It would be far too easy to take the Christmas route here, but I prefer the snow association. Snow makes me think of skiing, what else, and there are far too few books which feature skiing. One crime novel which is all about the skiing is Dead Men Don’t Ski by Patricia Moyes, set in an Alpine resort, with someone dead on arrival in a chairlift (and no, it wasn’t the cold that killed him off). Witty and very Golden Agey, although written considerably later.
A far more brutal contemporary look at murder in skiing country is Black Run by Antonio Manzini. Deputy Police Chief Rocco Schiavone, with a passion for marijuana and a very personal concept of legality and justice, has transferred away from Rome to the freezing Aosta Valley, where he attempts to learn who is responsible for killing a man and burying the body beneath a ski slope. I haven’t read it yet, but it comes recommended by Italian crime writer Sandrone Dazieri, so I’m planning to read this at some point.
One of the classic books about taking drugs is Thomas De Quincey’s Confessions of an English Opium Eater, written in 1821. A contemporary and friend of Wordsworth and Coleridge, he was the ultimate drop-out and vagabond, struggling to make ends meet, although he did finally more or less manage to shake off his addiction.

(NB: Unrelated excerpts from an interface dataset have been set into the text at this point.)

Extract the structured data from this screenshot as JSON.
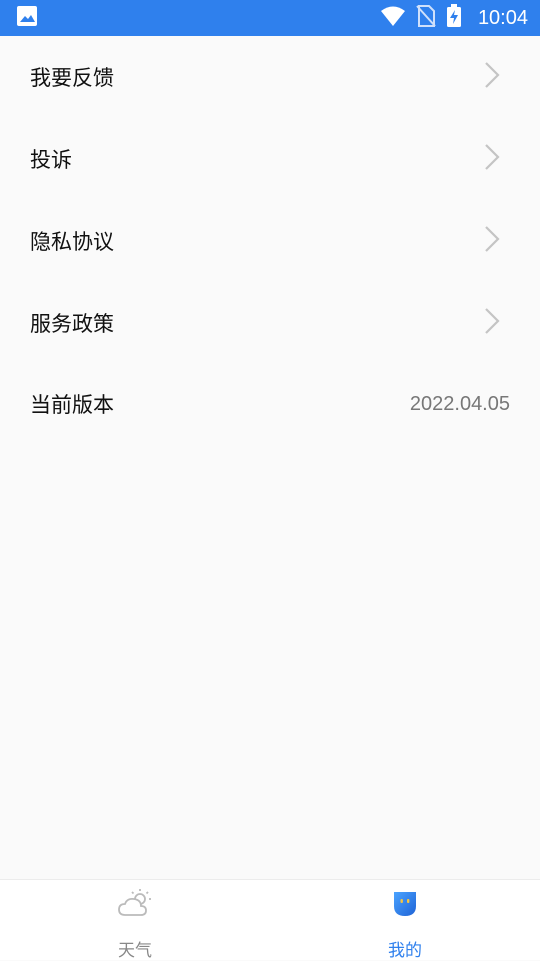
{
  "status_bar": {
    "time": "10:04",
    "icons": [
      "image-icon",
      "wifi-icon",
      "no-sim-icon",
      "battery-charging-icon"
    ],
    "color": "#2f80ed"
  },
  "menu": {
    "items": [
      {
        "label": "我要反馈",
        "icon": "chevron-right-icon"
      },
      {
        "label": "投诉",
        "icon": "chevron-right-icon"
      },
      {
        "label": "隐私协议",
        "icon": "chevron-right-icon"
      },
      {
        "label": "服务政策",
        "icon": "chevron-right-icon"
      }
    ],
    "version": {
      "label": "当前版本",
      "value": "2022.04.05"
    }
  },
  "tabbar": {
    "tabs": [
      {
        "label": "天气",
        "icon": "weather-cloud-sun-icon",
        "active": false
      },
      {
        "label": "我的",
        "icon": "mine-face-icon",
        "active": true
      }
    ],
    "active_color": "#2f80ed",
    "inactive_color": "#888888"
  }
}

I understand the recent film Suspiria is at least partially based on De Quincey’s book (or on its sequel, Suspiria De Profundis). A far more obvious influence on that film is the choreography of Pina Bausch. There is a recent biography by Marion Meyer about this most influential of 20th century choreographers and founder of the Tanztheater Wuppertal. I haven’t read this but would be quite interested if I can get my hands on it.
From biography to an autobiography (composed of diaries and letters) that I absolutely adored, namely Barbara Pym, A Very Private Eye. As her friend and champion Philip Larkin said, she had an uncanny ‘eye and ear for the small poignancies of everyday life’.
From one Barbara to another: Barbara Kingsolver has just published a new novel Unsheltered. Although her books have been a bit hit or miss with me, I will probably want to seek this one out and see if it is a return to form.
So an unusual chain for me this month, with three books that I haven’t read (yet), and journeys taking me through Victorian London, South Tyrol, the Aosta Valley, two more Londons at different moments in time, the industrial Ruhr/Dusseldorf/Wuppertal region in Germany and last but not least Vineland, New Jersey.
Where will your free associations take you?